* What is expected
Filter out every line below that lacks "JSON", and copy the rest.

[Records from a dataset]
────

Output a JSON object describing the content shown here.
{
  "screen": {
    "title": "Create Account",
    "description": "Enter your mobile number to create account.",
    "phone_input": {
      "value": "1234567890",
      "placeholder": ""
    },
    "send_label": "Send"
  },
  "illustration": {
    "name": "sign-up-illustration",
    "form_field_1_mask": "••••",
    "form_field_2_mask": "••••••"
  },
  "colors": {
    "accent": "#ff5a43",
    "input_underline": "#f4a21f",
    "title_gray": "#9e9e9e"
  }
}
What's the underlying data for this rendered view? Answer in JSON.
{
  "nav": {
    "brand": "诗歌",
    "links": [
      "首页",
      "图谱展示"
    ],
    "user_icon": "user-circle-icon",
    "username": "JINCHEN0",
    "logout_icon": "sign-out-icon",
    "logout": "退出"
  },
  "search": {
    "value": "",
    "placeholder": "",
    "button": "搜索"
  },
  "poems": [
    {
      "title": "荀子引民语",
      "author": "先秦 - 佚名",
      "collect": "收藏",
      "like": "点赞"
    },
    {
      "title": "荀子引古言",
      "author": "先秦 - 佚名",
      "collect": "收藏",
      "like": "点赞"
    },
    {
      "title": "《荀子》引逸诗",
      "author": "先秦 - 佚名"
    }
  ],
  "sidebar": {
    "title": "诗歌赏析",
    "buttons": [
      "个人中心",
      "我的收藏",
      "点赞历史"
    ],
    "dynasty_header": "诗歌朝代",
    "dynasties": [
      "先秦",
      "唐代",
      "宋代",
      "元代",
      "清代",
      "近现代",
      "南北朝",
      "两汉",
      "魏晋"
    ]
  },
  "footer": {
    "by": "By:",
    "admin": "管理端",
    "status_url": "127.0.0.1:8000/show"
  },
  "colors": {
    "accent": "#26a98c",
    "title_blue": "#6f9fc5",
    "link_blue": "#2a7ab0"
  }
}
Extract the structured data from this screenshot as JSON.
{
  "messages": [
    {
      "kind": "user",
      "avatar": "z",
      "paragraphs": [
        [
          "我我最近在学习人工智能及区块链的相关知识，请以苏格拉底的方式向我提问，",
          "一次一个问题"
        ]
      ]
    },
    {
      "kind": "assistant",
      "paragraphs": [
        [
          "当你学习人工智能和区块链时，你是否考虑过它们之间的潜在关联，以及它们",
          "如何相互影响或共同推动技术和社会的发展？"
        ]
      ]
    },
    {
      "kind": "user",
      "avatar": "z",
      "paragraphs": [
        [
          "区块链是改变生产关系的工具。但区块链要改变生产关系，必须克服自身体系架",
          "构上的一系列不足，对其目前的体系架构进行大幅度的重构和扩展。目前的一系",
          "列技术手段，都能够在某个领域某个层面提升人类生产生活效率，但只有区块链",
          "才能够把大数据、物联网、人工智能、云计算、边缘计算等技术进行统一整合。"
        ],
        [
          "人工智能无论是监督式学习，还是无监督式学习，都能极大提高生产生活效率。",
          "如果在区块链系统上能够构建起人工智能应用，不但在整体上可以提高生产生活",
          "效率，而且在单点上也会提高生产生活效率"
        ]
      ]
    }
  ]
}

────

* Output of the exercise
Output a JSON object describing the content shown here.
What's the underlying data for this rendered view? Answer in JSON.
Extract the structured data from this screenshot as JSON.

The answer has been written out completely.